I completely agree with you that the process of character building as one goes through with an RPG is an exercise that can be adapted well for educational purposes in a variety of contexts. What did you have in mind?
Also, the idea of a party (in RPG) and a guild (in MMORPGs) is another interesting model for collaborative learning. Any thoughts there?
I appreciate the global perspective and the list of all the Scandinavian schools that incorporate edu-larps. As someone who shares your interest in edu-larps as well as the Scandinavian style of education that focuses more on play, creativity, problem-solving, and collaboration, and less on testing, homework, and competition, I am excited about the connections you make to so many disciplines and educational learning outcomes, both cognitive and affective.
I'm curious about the distinction between role-playing (which has been researched as a type of experiential learning) and role-playing games. The difference seems to be structure: rules, mechanics, boundaries, planned for contingencies, win-conditions, and a delineation of time and space. I'm interested in exploring the distinction between an edu-larp, and structures such as Model United Nations, Model Congress, students cosplaying literary characters, or teachers re-enacting a scene from the Civil Rights movement with their students.
I'm also interested in how edu-larps align with the Flipped Classroom movement of giving agency to students by using class time for creative, kinesthetic, collaborative problem solving — active learning— and having students prepare for these interactive sessions by reading and mastering ore content ahead of time. Presented as a game, with objectives and with a character to recreate may incite the kind of engagement with course material that allows flipping the classroom, as students must come to class sessions fully prepared for it to work. It seems that considering the teacher as a Game Master (GM) who creates quests for students and arbitrates as they attempt to solve them is a model for a flipped classroom. In addition, edu-larps seem the perfect venue to explore all three educational domains: cognitive, affective, and kinesthetic.
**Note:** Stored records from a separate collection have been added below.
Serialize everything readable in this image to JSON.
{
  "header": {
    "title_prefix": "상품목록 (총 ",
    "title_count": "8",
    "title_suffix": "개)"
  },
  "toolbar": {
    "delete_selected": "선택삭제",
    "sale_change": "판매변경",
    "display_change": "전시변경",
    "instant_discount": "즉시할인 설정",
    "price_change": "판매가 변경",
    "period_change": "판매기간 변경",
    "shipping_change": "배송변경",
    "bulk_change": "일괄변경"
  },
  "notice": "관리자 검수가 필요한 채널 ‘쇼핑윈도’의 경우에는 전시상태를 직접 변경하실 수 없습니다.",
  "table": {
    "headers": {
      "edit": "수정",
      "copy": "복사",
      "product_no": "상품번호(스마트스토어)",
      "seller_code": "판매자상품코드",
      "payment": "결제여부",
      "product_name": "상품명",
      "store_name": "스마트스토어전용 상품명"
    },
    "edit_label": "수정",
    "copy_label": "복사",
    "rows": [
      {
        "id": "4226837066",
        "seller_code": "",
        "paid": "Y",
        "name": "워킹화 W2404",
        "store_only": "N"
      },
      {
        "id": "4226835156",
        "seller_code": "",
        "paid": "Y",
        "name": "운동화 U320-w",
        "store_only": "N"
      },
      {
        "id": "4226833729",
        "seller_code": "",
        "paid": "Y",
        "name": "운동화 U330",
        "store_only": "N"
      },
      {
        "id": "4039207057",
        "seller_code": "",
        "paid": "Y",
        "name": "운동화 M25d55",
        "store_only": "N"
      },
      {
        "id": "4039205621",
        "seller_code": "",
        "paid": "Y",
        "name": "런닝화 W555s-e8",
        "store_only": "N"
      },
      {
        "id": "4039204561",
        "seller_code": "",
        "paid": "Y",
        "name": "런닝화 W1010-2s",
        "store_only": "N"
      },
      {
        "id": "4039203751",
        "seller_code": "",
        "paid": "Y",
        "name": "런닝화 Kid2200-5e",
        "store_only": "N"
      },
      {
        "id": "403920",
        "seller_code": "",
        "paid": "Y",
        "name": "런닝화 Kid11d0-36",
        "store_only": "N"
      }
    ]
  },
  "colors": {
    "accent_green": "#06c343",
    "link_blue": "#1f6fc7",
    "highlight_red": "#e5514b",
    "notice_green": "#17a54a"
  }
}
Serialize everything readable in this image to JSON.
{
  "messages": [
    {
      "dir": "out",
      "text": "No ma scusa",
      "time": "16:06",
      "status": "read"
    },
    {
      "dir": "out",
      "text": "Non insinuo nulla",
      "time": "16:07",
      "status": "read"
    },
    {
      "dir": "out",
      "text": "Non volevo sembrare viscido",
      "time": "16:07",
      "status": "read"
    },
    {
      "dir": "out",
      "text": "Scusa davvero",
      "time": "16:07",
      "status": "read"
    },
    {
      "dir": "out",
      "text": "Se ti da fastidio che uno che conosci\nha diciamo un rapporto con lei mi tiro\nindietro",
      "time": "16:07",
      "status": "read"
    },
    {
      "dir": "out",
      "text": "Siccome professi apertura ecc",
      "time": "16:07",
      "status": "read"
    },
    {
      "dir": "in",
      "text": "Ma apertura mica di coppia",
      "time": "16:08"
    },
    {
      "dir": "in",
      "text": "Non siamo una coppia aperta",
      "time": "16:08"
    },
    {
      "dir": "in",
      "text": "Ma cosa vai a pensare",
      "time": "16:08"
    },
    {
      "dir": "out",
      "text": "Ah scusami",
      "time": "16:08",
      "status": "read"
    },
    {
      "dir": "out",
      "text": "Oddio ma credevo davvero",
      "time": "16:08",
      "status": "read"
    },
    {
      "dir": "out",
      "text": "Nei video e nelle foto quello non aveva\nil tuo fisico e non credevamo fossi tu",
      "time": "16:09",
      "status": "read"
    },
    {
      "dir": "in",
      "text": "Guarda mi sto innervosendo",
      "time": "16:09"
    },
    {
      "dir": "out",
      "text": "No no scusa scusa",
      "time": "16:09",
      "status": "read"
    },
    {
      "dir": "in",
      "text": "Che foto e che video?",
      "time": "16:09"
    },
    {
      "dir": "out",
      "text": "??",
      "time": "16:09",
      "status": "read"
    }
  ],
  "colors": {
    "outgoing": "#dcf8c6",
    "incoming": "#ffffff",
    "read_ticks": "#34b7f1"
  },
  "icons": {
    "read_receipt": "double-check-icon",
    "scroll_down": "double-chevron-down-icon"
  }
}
Larps, with their embodied nature, possess the potential for the kinesthetic learning that bringing video games or table-top games into the classroom do not.
There has been a lot of recent attention to videogames in learning; I am looking forward to more attention to analog games in learning, and edu-larps in particular.